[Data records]
========================

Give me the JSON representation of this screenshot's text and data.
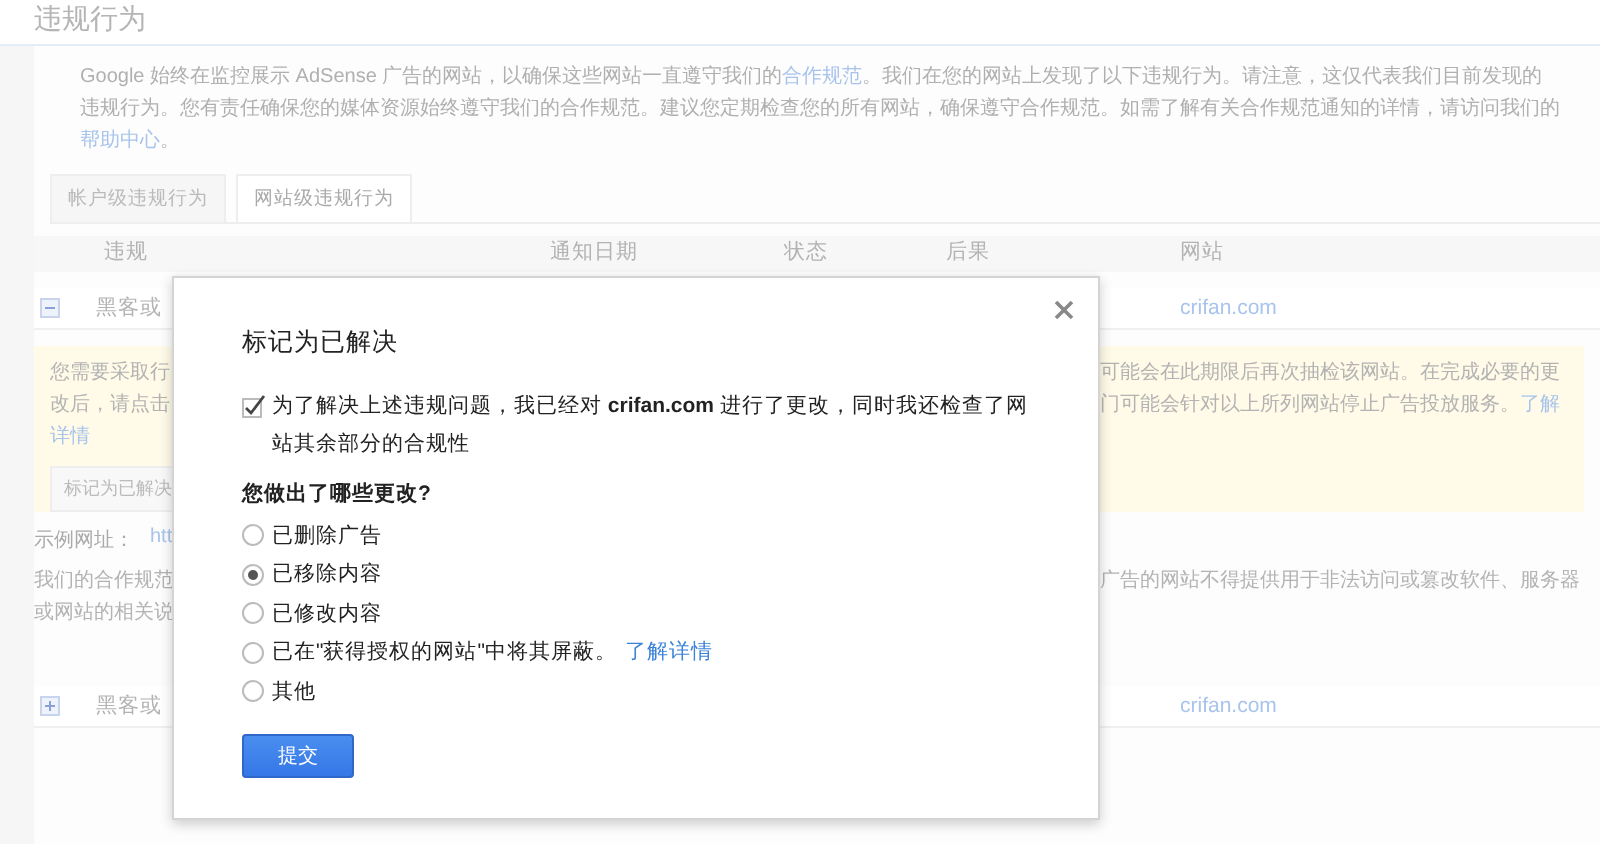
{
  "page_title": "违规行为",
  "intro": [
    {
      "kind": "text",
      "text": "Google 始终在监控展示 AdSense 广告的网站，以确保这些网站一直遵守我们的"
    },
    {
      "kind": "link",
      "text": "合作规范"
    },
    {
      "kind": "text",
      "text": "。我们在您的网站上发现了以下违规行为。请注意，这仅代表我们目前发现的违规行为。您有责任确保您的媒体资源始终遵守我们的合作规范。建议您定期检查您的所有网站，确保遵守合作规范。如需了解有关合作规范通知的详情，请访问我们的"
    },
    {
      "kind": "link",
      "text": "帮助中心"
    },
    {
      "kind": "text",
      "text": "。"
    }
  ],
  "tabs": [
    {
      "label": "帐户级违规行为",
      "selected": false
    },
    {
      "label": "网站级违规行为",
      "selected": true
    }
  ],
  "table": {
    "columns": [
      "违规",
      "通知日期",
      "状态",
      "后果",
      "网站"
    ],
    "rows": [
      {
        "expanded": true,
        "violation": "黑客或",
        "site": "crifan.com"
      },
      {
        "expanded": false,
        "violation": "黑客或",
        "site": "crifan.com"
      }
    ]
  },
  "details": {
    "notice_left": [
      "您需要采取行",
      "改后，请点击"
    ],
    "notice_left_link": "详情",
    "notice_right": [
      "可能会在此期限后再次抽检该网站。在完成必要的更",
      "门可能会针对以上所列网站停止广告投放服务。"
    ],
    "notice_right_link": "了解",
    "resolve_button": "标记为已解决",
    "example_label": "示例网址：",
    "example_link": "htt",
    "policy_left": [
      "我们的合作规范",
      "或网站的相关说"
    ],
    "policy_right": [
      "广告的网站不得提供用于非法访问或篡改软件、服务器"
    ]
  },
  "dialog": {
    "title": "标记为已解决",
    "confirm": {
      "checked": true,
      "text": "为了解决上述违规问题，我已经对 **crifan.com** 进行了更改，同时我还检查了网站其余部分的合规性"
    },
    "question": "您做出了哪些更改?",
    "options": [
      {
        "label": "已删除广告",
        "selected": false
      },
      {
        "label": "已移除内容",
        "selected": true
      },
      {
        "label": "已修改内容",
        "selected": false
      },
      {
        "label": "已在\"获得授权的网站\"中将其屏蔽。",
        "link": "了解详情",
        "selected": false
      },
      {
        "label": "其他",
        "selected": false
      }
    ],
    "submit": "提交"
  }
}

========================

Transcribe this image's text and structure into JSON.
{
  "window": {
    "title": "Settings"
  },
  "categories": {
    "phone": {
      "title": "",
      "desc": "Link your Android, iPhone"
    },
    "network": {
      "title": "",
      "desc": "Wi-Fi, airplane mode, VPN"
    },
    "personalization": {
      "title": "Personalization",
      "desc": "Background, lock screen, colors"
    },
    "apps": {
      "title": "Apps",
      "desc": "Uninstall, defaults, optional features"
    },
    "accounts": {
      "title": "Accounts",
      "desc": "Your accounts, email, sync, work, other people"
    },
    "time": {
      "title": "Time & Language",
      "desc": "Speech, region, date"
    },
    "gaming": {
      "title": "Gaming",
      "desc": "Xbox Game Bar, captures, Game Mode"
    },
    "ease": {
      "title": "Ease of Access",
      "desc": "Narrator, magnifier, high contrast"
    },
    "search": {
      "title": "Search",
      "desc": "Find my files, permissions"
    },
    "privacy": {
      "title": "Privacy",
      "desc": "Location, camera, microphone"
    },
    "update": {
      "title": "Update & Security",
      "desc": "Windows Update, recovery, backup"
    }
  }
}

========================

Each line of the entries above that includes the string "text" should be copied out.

Give me the JSON representation of this screenshot's text and data.
      "kind": "text",
      "text": "Google 始终在监控展示 AdSense 广告的网站，以确保这些网站一直遵守我们的"
      "text": "合作规范"
      "kind": "text",
      "text": "。我们在您的网站上发现了以下违规行为。请注意，这仅代表我们目前发现的违规行为。您有责任确保您的媒体资源始终遵守我们的合作规范。建议您定期检查您的所有网站，确保遵守合作规范。如需了解有关合作规范通知的详情，请访问我们的"
      "text": "帮助中心"
      "kind": "text",
      "text": "。"
      "text": "为了解决上述违规问题，我已经对 **crifan.com** 进行了更改，同时我还检查了网站其余部分的合规性"
Transcribe this image's text and structure into JSON.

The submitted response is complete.